20th Century Boys 17Posted: March 13, 2012
Naoki Urasawa – Viz – 2011 – 24 volumes
I’ve fallen a few volumes behind on this series, which is shameful. It’s such a compelling story. I also like that it’s slowly drifted into post-apocalypse territory, but is free of the usual manga stereotypes I associate with these types of stories. Then again, being like other series is not something 20th Century Boys has ever done.
This is a relatively quiet volume, mostly about the living conditions under the new Friends regime again, though the story is building up to some action. What kind of action, I’m not sure. The narrative locates both Kanna and Otcho, though they are not yet together. We learn of an August date for action against the Friends, though it looks like it might be a hopeless exercise. Sanae and her brother Katsuo are still fleeing the government as political dissidents, which is hilarious to me since they are children being chased by a Defense Force wearing gas masks and singing about space aliens. But the Defense Force is no joke, and part of the story is also about how they kill in cold blood. A couple parts of the story are about that, in fact. While this sounds like run-of-the-mill action fodder in theory, the scenes where the Defense Force executes “criminals” are most heartbreaking. Urasawa has done a fine job of writing a modern totalitarian-style environment that doesn’t feel futuristic at all. Somehow, actually, it feels quite old-fashioned, since feudal lord systems also seem to be in place. It’s interesting, though I’m not sure how much more of it we’re going to see.
We also learn about Otcho’s years outside Tokyo, and how the “quarantined” citizens that were exiled after the virus outbreak live. Most of these people were arbitrarily shipped out to the country, and none of them are actually infected. Nonetheless, what looks like a group of people trying to cope and do the best they can among one another turns ugly whenever a vaccine shows up in a town. This neighbor-against-neighbor desperation violence even upsets the stoic Otcho.
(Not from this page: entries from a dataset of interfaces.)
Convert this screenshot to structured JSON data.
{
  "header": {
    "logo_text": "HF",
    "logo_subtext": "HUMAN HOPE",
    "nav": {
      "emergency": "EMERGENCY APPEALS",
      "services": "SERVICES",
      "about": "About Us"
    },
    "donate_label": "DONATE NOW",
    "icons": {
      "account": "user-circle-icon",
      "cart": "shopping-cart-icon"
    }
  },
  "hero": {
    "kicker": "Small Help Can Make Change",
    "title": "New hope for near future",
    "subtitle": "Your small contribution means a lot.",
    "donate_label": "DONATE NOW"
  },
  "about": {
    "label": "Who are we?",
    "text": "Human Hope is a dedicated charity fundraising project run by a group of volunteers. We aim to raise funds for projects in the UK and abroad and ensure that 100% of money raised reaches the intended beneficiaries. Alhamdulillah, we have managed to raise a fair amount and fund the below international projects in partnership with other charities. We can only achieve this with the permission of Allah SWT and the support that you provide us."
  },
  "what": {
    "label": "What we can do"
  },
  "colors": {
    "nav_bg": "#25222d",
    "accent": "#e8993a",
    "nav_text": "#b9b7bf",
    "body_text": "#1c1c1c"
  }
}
The end of the volume, though. I’m not sure how, but frequently these books save the best for last. Koizumi reappears, and she re-discovers her boy band crush from the pre-Friend days. He’s singing a song. A song that he didn’t write, but claims someone taught him one night at the intersection in Nishi-Nippori. You know. A crossroads. The stranger’s name? Akuma.
Excellent. The story hams this up just about as much as it possibly can, and I love every page of it. I suspect this particular plot point won’t actually be relevant for some time. But the song in question is an anthem for the resistance, even without the presence of the original performer.
What I like best about this series, though, is that it isn’t really overly-complicated. I didn’t really care for Monster much because, though I read the whole thing straight through when all the volumes were out, I still had trouble keeping track of all the side-characters and subplots, and that was so important to that series. There’s a lot of stuff going on in 20th Century Boys, but it doesn’t overwhelm. Most of it is fairly organic, and isn’t that far removed from the most major events in the series. Every single detail doesn’t stick in my memory, but all of it relates back to something big I do remember, and it falls into place after that.
Part of it, too, might just be that all the stuff going on is so crazy in the context of a relatively serious and grounded storyline. There’s nothing that unusual about the dystopian society or the dissidents in 20th Century Boys. What is noteworthy is that the organization is called the Friends, and that they rose to power based on a children’s game of make-believe from the 70s. 20th Century Boys makes you believe that the Friends really could have come into power by building a crappy giant robot that they rampaged through the city with. And it’s more than believable when the Friend “comes back to life” and saves the Pope. It’s the over-the-top details like those in the serious and well-written context that makes 20th Century Boys special.